Apple recently announced a major shift in how they treat free apps and I have been mulling over what it means to developers, in addition to end users.
In the past, "In-App Purchases", or the ability to add features to an app, were only available for paid apps. Free apps could not be upgraded, short of purchasing the paid version separately. Now, users of these free apps can purchase upgrades.
On one hand, more choices are a good thing. But I have some concerns.
The Yahoo app is found in the App Store’s News category, most likely because the first two screens in the app display the latest news. However, the app offers much more for the iPhone and iPod touch user.
How my world changed when I got an iPhone

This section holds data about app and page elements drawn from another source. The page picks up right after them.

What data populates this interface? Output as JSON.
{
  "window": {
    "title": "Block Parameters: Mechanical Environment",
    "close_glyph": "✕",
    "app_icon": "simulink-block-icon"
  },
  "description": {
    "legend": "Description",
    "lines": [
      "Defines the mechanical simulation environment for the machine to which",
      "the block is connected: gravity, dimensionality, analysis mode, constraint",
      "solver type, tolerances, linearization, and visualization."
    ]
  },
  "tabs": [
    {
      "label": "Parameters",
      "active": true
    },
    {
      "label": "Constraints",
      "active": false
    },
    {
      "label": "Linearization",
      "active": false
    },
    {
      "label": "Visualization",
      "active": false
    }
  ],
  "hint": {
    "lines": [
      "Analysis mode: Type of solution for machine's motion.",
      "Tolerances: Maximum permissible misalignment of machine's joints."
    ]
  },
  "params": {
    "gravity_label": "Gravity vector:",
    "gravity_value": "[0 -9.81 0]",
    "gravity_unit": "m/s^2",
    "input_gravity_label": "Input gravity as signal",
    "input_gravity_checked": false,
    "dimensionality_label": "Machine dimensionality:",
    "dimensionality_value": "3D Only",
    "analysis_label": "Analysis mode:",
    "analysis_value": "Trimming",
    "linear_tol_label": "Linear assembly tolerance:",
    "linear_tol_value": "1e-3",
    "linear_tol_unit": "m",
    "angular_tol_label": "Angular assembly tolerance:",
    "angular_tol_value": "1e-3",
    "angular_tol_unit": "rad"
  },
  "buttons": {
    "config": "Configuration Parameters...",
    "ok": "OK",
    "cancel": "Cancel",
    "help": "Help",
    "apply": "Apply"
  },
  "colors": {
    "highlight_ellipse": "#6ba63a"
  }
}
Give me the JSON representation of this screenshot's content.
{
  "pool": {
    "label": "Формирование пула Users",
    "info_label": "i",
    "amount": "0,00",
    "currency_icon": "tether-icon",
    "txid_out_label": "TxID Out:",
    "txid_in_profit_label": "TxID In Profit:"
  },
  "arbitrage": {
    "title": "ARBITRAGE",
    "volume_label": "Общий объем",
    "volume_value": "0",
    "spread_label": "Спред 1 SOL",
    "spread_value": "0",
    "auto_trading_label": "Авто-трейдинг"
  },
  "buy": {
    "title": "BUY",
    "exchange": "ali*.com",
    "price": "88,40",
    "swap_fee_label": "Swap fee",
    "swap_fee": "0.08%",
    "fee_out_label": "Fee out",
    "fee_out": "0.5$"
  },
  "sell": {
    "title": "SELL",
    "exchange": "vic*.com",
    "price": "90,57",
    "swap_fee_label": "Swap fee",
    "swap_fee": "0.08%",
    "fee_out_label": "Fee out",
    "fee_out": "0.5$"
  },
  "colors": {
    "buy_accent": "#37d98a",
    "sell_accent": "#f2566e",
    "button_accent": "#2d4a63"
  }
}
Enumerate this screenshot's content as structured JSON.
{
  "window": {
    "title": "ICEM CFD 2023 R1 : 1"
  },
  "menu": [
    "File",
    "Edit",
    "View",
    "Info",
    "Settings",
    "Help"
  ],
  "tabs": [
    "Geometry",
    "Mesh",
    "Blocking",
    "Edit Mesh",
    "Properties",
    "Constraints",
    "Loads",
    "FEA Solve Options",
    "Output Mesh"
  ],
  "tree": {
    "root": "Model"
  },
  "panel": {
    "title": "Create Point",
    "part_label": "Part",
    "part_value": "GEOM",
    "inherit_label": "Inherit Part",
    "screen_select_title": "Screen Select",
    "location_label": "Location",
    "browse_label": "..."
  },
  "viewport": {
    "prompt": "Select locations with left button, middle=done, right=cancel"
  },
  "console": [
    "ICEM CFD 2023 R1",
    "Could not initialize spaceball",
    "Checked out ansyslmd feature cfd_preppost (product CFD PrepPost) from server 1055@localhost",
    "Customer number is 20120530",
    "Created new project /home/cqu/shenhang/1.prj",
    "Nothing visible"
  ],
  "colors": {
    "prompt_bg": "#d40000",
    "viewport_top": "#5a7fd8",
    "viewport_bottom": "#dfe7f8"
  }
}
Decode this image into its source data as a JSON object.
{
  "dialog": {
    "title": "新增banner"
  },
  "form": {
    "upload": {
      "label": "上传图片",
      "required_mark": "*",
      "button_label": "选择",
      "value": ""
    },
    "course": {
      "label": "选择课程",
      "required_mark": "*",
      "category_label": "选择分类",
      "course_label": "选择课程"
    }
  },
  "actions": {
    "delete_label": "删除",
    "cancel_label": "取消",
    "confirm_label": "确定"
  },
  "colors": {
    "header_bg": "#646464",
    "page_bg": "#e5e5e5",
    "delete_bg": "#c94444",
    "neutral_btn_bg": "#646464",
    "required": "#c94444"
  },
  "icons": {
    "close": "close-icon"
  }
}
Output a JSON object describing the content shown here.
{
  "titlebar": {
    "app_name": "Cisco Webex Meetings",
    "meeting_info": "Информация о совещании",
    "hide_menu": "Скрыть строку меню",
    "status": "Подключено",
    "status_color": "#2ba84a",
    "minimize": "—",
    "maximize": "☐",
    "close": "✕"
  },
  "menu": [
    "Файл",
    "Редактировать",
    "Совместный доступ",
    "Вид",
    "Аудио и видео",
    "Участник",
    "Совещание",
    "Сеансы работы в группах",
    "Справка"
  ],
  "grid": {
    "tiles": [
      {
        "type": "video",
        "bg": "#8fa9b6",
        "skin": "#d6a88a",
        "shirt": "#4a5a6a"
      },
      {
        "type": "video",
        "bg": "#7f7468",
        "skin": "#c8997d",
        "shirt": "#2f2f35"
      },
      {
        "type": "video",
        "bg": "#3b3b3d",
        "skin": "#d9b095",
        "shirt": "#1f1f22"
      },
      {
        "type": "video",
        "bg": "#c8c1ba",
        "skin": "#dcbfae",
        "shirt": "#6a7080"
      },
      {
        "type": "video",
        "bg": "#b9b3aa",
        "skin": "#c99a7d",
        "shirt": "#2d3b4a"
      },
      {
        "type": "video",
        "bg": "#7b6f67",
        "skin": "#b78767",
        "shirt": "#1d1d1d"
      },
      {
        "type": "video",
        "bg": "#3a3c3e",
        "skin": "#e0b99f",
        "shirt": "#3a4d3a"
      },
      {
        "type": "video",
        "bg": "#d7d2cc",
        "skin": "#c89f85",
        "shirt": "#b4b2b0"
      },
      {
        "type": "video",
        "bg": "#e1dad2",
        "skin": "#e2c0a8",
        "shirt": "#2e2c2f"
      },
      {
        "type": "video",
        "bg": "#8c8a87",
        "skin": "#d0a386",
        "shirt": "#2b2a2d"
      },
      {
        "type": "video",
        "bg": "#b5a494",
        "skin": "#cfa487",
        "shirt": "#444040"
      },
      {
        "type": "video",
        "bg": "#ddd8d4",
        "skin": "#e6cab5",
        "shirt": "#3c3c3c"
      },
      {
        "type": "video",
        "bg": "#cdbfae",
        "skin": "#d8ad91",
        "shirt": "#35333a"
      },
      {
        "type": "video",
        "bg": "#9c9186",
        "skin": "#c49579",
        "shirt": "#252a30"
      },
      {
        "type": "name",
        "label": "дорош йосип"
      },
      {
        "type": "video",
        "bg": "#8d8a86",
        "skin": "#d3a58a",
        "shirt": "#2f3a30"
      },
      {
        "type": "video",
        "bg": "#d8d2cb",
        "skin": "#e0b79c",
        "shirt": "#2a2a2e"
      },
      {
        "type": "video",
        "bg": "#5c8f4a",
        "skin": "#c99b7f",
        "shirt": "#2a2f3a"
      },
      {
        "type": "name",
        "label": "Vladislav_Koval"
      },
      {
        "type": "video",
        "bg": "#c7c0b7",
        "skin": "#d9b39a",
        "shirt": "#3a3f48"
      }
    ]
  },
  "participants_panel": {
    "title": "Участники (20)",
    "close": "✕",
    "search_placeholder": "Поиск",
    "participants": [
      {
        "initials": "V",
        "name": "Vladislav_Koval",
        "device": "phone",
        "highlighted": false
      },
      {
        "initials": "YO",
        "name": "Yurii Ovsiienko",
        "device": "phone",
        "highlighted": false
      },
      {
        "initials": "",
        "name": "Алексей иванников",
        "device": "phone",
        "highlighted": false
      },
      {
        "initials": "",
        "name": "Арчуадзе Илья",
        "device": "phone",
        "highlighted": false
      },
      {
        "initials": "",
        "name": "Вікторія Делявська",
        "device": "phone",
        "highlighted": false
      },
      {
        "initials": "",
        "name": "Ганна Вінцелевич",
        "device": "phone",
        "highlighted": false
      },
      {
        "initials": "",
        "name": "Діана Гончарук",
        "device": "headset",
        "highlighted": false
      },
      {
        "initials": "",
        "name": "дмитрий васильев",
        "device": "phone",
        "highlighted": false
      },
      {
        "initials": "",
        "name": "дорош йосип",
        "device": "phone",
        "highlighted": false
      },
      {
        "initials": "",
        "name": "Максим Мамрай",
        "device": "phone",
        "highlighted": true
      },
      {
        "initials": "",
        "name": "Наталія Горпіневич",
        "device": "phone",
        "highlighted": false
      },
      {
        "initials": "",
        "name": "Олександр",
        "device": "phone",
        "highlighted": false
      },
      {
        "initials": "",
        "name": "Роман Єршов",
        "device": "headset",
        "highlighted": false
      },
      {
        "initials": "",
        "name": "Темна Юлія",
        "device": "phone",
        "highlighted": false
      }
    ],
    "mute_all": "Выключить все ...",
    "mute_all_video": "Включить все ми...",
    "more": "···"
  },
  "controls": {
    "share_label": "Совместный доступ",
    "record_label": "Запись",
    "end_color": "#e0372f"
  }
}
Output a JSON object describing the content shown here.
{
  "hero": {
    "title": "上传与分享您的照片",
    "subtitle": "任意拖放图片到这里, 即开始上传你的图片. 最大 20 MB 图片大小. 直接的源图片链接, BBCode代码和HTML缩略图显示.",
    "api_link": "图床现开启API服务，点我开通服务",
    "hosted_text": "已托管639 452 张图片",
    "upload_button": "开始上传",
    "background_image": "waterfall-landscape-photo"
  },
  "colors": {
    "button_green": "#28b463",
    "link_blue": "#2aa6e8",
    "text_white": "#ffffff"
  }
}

I’m a refugee from the land of the dinosaur phone, where you hit a button three times to get a “C” and four times to get an “S.” You can imagine how my world changed when I got the iPhone. My first discovery was that the onscreen keyboard makes it a lot easier to compose and send e-mail or texts. I love that I can access my three e-mail accounts wherever I am. I no longer have to wait until I get to the office to be on top of the action.
As a newer member of Toastmasters International and someone who gives occasional presentations in my work, I found the Presenter Pro app to be extremely helpful.
Once you have a list of the items you want to claim, the next step is to contact your insurance company. You’ll probably need to talk to a representative to make the claim, but first you have to navigate through an annoying, automated phone system. To quote Christine, “Who wants to navigate through a bunch of menus when you’re in that situation?” This is when Dial 0 can help.
Dial Zero lets you bypass automated
systems and talk to a person.
I just got a press release saying that the free WhitePages Mobile is used by over 2 million people on a variety of platforms. And I'm going to be one of them. I can't remember the last time I used a phone book, since I've long been in the habit of using Google for a phone number lookup. And now when I'm away from my computer I can conveniently use WhitePages Mobile for lookup. Plus, it has quite an array of useful features. You can use it for people and business search, as well as for reverse lookup (find out who's associated with a particular phone number).
This has been a busy week or so for the App Store, so I thought I'd chime in with my observations, as a user and developer.
First, Apple took a major step forward toward enhancing the structure of the App Store, by adding Keywords. Now, when developers submit apps, they must include 100 characters of keywords that will be part of the approval process. Before, Digital Chocolate, a game developer, had the word "ea." as in the abbreviation of 'each', repeated several times in their descriptions. The result was, searches for "EA" as in EA Sports, returned only Digital Chocolate apps! EA complained, and Apple listened.
With some 65,000 apps, it's hard sometimes to find the ones that will meet your needs the best. And it's sometimes hard to sort through the App Store reviews to determine whether the app is worth your time and/or money. Two resources can help. One is the website 148Apps, which has just been selected by PC magazine as one of the top 100 websites, and will appear in the Undiscovered Tech category. This site has great reviews of apps, but also five very helpful Top 148 Apps lists: All time Top Apps, Free iPhone Apps, Free iPhone Games, Top Paid Apps, and Top Paid Games.
This one is a dictionary app with spelling and definitions for more than 275,000 words and a thesaurus with 80,000 synonyms. No Internet connection is required for the dictionary and thesaurus content, all of which is installed on your iPhone or iPod touch. However, all that content occupies a big chunk of memory. After I installed it on my iPhone, my free memory was reduced by about 240 MB. The app includes audio pronunciations, similarly spelled words, and Word of the Day. Note that you do need to be connected to the Internet to use these last three features.
Years ago, when I got my first PDA, I imagined a day when I could speak to any person on the planet using a personal language translator. Future Apps, Inc. has nearly fulfilled that dream with its series of iSpeak language translation references, including iSpeak Spanish shown here. The user still has to peck away on the onscreen keyboard to enter the word or phrase, but iSpeak will display the translation and “speak” it accurately. Translations work in either direction (English to Spanish or Spanish to English). The output is very accurate. This is a self-contained app.